* What is being asked:
Across the data below, state how many lines hold "None", and reply with nothing but that number.

+++++

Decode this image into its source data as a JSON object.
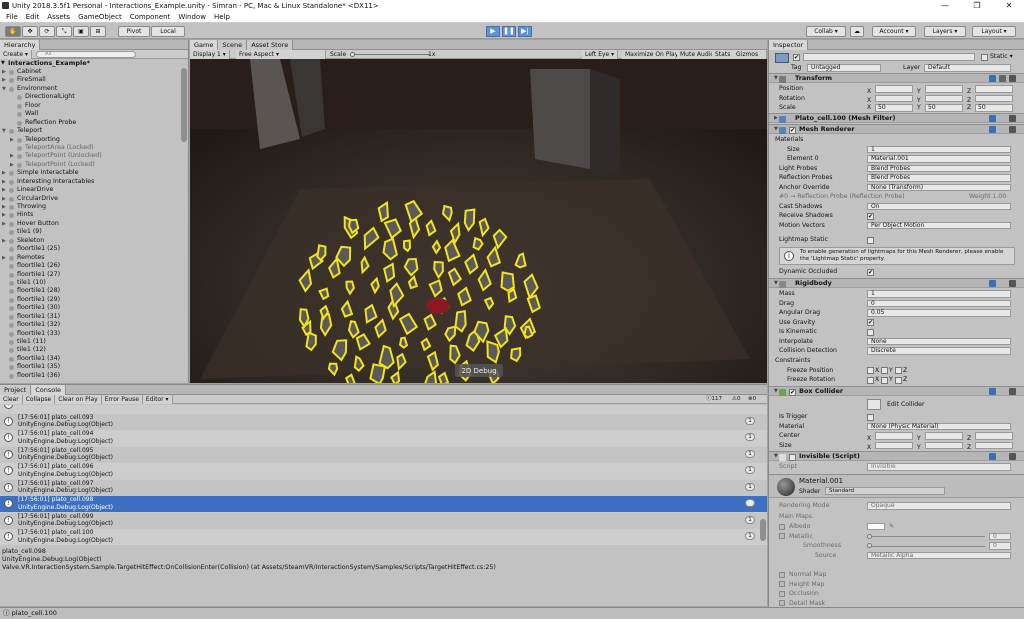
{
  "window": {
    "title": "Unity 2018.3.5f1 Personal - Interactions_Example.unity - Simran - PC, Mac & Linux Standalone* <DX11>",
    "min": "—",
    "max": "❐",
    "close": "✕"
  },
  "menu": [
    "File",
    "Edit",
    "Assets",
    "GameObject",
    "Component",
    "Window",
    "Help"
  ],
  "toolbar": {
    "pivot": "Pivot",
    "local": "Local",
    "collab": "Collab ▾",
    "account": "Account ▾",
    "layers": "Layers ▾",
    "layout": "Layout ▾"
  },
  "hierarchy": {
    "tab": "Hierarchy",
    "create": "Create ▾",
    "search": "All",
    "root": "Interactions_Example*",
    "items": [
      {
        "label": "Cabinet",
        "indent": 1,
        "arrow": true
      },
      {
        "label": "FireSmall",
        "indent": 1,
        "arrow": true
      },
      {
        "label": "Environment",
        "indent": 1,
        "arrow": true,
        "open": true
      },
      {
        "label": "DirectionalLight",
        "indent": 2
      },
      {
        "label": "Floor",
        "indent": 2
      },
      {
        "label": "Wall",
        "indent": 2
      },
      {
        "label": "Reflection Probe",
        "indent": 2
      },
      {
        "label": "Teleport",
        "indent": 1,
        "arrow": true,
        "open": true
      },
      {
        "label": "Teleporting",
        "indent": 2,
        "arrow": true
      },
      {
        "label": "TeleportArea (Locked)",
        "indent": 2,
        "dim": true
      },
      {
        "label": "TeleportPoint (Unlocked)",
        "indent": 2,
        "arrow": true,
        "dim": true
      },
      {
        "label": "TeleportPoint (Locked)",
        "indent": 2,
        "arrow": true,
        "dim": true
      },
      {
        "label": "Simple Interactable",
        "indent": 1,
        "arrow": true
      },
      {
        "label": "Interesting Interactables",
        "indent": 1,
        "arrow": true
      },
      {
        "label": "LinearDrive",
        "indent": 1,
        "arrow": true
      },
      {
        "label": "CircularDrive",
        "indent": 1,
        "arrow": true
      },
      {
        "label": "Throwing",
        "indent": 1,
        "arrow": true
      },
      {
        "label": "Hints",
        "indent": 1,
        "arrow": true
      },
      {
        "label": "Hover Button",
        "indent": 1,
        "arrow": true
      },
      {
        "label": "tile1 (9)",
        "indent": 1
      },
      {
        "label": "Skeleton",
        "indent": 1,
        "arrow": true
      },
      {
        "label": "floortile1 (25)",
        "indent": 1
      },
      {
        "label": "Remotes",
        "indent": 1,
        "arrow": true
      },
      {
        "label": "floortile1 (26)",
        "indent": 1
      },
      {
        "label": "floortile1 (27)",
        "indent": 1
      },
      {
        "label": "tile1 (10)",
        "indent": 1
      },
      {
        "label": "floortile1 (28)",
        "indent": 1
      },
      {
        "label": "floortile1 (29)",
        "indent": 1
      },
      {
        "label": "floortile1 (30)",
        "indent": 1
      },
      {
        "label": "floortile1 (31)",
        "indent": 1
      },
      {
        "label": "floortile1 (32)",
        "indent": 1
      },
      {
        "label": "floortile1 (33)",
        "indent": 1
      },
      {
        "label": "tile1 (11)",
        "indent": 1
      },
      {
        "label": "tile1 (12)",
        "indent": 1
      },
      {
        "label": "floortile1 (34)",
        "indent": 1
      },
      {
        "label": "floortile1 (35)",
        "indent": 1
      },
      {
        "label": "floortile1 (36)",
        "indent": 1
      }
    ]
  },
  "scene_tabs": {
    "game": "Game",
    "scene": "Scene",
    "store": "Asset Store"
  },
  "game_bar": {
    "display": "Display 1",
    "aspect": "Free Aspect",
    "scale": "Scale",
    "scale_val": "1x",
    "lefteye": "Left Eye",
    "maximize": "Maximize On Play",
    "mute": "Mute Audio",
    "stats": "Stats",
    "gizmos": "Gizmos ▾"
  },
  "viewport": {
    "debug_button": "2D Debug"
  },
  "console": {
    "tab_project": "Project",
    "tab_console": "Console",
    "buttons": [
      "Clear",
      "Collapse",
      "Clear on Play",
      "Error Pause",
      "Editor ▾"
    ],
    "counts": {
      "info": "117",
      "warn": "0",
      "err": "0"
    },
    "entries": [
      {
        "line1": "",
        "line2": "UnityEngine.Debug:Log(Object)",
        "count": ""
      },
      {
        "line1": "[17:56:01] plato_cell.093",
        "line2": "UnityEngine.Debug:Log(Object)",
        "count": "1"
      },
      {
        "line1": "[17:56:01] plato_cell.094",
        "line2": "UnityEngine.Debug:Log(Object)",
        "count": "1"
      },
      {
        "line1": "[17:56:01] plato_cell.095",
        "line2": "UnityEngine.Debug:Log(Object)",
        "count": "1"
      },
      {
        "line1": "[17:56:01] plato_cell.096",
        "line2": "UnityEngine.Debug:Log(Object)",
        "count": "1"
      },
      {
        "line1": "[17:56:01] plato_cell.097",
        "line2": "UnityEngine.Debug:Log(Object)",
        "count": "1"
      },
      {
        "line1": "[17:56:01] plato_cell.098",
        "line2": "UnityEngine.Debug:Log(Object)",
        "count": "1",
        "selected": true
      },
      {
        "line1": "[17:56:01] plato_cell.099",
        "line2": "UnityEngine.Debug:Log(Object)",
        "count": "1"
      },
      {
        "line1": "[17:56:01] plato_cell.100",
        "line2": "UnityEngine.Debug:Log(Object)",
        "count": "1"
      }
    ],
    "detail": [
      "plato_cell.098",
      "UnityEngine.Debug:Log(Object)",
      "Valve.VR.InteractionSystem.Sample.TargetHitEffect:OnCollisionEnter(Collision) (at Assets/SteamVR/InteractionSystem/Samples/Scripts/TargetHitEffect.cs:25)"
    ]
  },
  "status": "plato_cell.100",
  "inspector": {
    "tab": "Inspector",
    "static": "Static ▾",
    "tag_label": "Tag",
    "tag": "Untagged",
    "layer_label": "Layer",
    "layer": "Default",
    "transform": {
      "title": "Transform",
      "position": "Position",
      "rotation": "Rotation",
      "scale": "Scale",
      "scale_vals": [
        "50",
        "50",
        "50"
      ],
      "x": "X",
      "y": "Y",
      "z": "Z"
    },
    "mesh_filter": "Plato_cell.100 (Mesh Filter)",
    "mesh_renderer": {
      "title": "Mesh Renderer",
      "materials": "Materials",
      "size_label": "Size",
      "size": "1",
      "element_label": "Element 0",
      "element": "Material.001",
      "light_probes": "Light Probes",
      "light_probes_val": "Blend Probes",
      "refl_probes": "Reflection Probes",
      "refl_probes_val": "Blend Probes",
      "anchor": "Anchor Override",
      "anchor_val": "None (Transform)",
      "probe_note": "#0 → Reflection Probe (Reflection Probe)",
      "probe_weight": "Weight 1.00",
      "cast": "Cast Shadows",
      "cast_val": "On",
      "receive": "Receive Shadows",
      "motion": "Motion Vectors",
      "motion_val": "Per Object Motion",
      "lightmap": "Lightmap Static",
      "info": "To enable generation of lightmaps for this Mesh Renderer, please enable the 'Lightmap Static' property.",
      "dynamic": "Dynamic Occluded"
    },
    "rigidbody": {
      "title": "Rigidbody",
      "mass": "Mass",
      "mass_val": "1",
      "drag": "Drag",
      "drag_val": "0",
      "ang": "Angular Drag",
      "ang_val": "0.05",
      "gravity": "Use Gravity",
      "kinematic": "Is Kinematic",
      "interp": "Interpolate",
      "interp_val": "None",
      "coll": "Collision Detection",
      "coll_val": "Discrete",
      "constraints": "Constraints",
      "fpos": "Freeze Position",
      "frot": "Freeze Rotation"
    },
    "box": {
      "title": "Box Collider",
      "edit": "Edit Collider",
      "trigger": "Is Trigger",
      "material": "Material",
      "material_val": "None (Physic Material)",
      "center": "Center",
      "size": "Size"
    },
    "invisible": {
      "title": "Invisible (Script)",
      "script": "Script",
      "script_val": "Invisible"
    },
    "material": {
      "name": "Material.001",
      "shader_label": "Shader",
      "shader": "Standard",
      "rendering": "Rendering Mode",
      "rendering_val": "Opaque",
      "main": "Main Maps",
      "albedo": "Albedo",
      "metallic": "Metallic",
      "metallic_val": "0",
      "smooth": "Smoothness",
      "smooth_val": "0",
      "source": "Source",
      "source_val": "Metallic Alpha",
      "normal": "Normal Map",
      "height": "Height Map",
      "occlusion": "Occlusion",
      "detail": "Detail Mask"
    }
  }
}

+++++

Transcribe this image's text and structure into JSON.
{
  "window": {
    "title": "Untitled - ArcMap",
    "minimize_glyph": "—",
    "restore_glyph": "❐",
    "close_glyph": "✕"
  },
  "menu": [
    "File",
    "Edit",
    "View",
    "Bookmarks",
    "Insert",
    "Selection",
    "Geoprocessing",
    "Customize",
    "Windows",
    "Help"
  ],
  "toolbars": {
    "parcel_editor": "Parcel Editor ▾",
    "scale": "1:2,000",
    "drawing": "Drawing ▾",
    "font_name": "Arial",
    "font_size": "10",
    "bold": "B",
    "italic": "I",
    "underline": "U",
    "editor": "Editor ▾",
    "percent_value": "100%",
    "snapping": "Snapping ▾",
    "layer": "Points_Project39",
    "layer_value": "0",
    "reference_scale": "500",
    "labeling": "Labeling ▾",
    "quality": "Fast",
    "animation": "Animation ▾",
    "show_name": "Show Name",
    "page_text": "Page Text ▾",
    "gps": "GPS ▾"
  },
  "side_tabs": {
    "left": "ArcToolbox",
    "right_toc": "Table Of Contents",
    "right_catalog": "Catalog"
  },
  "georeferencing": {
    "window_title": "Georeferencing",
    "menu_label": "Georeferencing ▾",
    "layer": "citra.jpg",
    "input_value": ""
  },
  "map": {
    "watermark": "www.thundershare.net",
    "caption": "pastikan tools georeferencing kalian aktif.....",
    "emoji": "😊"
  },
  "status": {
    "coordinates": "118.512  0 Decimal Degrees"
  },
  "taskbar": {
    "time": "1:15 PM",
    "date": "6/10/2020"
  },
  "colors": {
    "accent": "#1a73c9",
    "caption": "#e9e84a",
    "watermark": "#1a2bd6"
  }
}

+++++

* Task output:
3